-- Exercise instructions --
Work through the data line by line, gathering every line that has the word "UUID".

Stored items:
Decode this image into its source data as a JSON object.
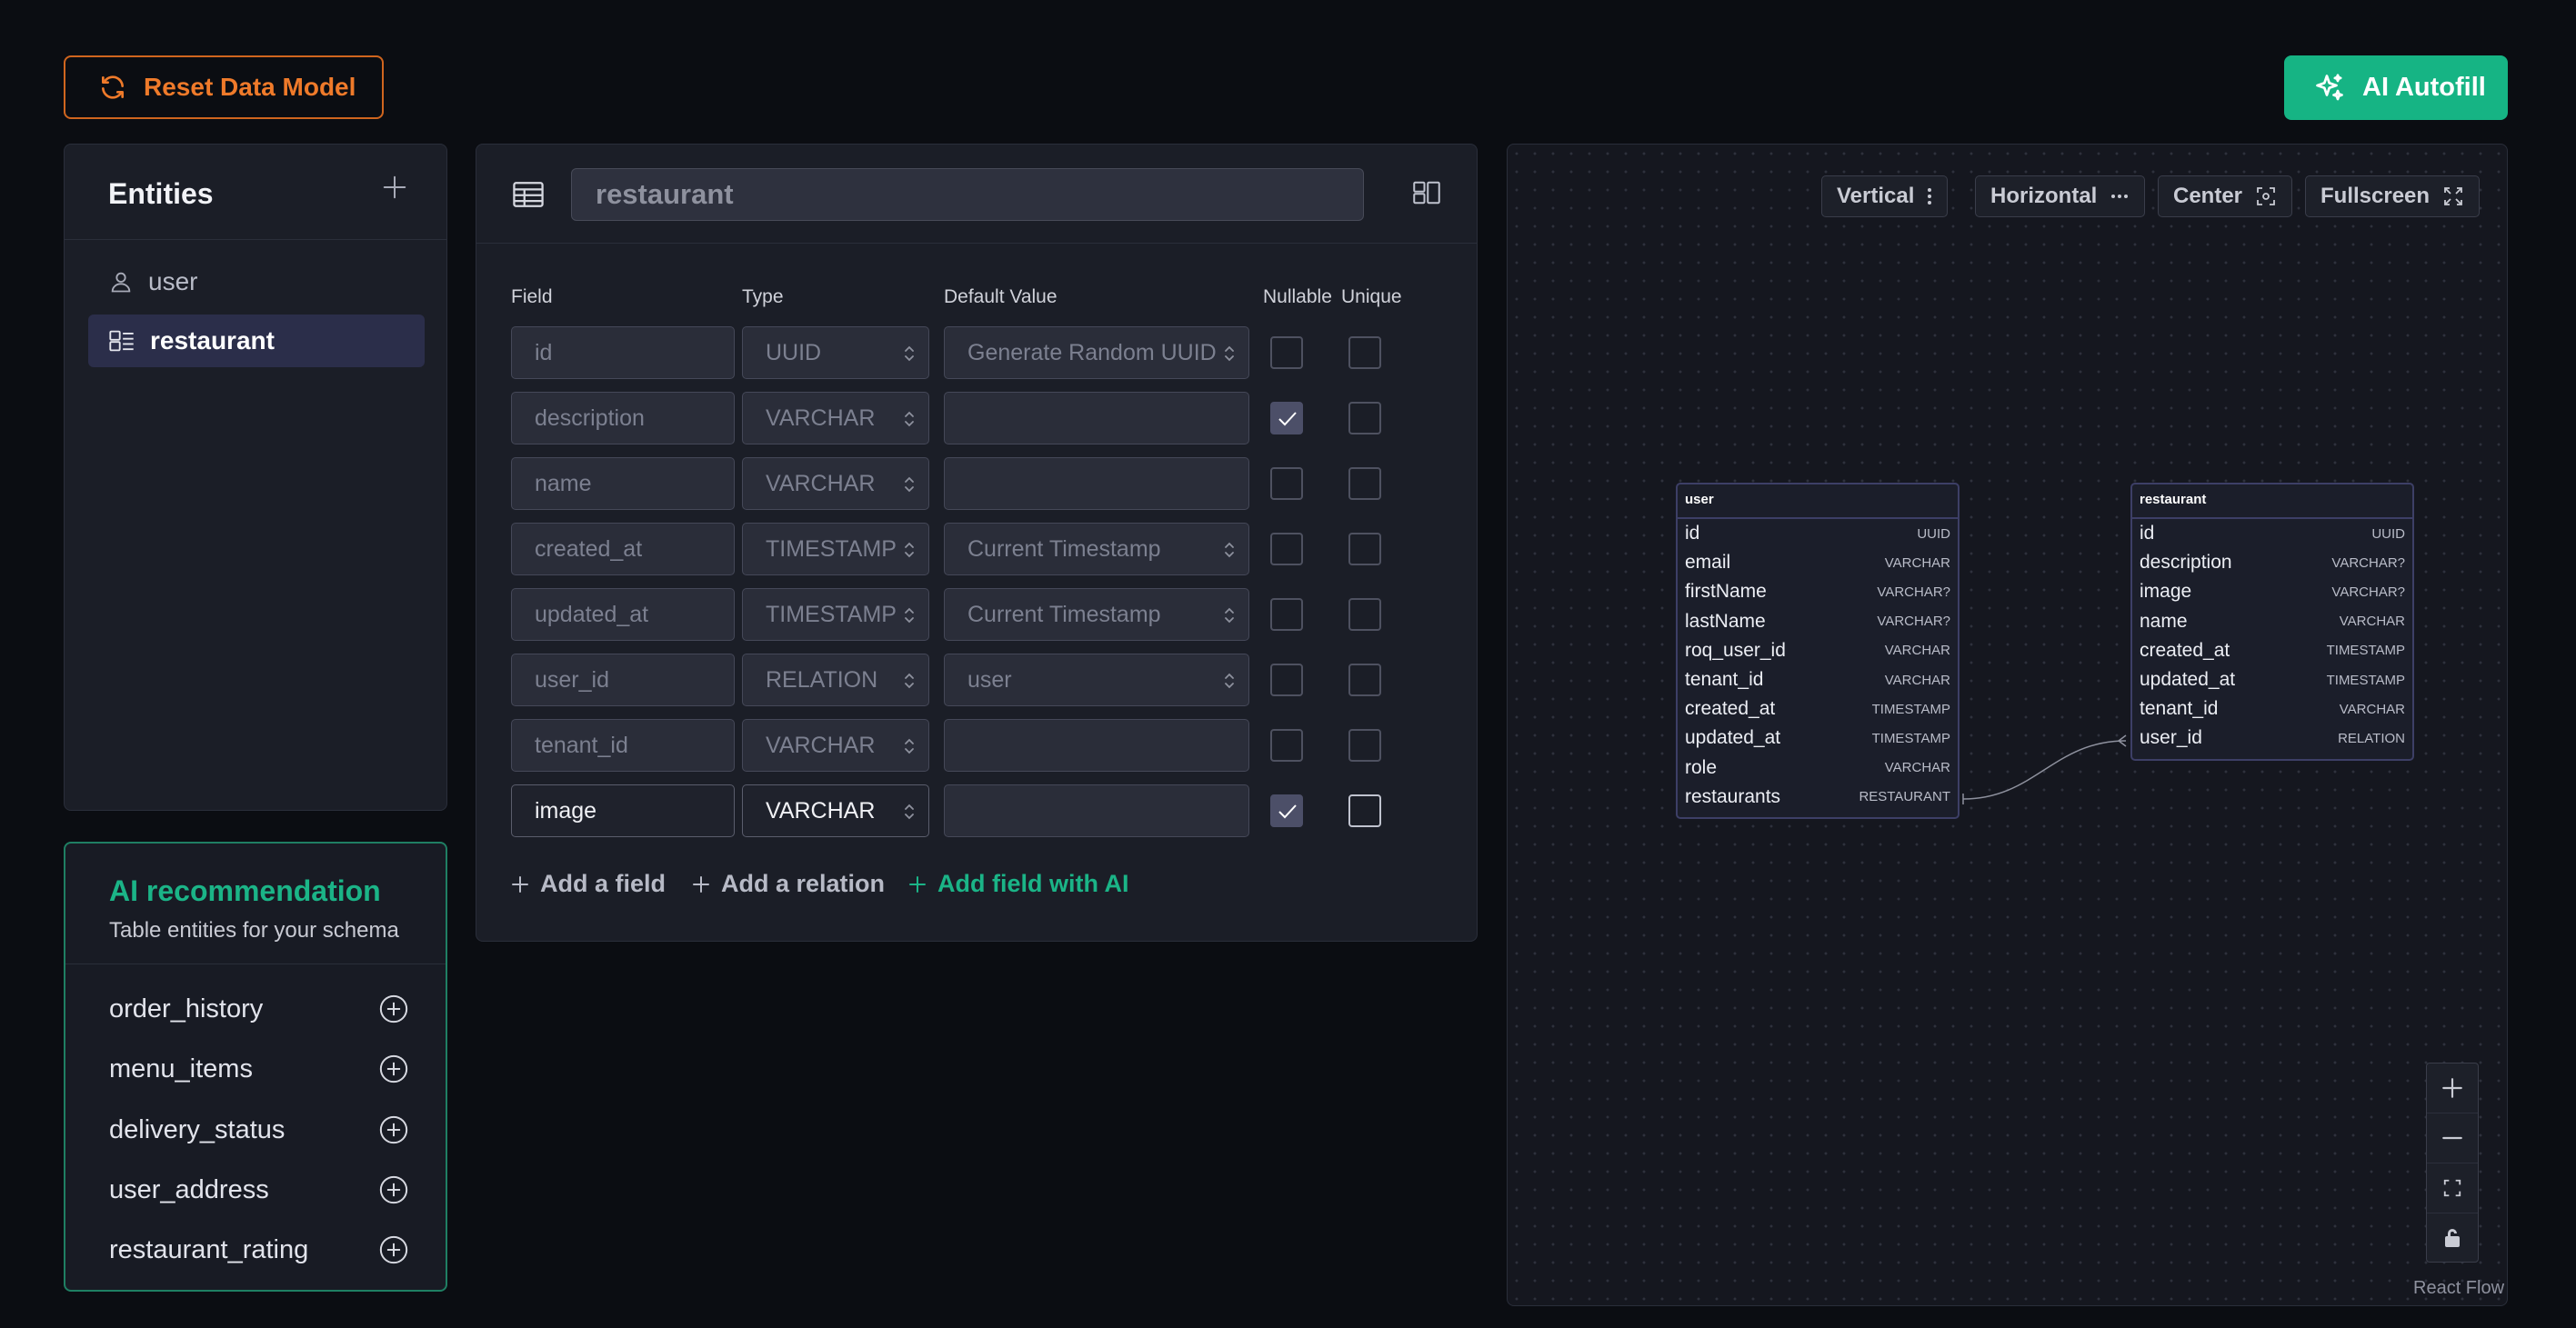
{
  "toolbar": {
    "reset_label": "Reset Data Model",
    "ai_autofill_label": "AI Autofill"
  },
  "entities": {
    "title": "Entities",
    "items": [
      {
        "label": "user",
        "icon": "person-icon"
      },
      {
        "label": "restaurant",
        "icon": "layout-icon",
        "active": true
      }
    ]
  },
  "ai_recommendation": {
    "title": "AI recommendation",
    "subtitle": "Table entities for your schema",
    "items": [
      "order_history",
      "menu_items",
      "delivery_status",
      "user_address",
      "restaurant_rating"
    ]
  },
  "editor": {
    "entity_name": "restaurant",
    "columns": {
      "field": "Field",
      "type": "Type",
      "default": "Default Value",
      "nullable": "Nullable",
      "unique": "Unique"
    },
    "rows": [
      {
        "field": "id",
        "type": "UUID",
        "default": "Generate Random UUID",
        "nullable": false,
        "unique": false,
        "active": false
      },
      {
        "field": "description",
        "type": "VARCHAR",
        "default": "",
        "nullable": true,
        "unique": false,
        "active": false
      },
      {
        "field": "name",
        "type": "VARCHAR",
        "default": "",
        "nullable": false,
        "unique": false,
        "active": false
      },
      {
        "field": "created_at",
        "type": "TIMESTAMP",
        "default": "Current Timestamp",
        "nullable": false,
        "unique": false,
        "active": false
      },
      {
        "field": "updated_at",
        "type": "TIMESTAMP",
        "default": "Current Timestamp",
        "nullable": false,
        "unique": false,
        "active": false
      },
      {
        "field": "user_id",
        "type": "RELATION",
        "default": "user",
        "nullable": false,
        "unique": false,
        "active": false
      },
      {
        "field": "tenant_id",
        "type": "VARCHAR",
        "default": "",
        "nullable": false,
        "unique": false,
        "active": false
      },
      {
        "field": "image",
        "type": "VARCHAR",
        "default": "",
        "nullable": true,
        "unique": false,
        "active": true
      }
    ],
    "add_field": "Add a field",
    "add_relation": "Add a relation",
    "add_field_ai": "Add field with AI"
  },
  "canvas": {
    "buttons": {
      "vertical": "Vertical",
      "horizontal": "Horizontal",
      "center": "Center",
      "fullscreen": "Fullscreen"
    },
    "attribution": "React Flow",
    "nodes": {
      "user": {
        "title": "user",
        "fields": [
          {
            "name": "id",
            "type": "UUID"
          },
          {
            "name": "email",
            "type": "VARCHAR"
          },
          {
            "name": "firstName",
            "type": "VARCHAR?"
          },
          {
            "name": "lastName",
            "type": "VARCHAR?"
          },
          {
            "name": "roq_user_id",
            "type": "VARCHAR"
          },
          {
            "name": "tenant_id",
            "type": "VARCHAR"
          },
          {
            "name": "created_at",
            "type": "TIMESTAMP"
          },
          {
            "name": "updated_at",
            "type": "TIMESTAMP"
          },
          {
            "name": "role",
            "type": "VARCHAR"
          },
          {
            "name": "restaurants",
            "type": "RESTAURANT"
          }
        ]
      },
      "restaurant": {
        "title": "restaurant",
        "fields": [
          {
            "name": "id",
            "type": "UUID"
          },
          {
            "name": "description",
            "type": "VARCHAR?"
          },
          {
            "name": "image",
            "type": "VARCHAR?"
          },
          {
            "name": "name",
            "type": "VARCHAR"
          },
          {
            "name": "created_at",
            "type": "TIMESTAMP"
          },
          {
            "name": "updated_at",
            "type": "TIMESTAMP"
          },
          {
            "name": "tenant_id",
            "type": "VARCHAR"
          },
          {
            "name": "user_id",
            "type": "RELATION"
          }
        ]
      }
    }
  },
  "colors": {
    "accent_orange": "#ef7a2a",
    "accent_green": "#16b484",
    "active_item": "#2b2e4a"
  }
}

-- Task output --
        "type": "UUID",
        "default": "Generate Random UUID",
            "type": "UUID"
            "type": "UUID"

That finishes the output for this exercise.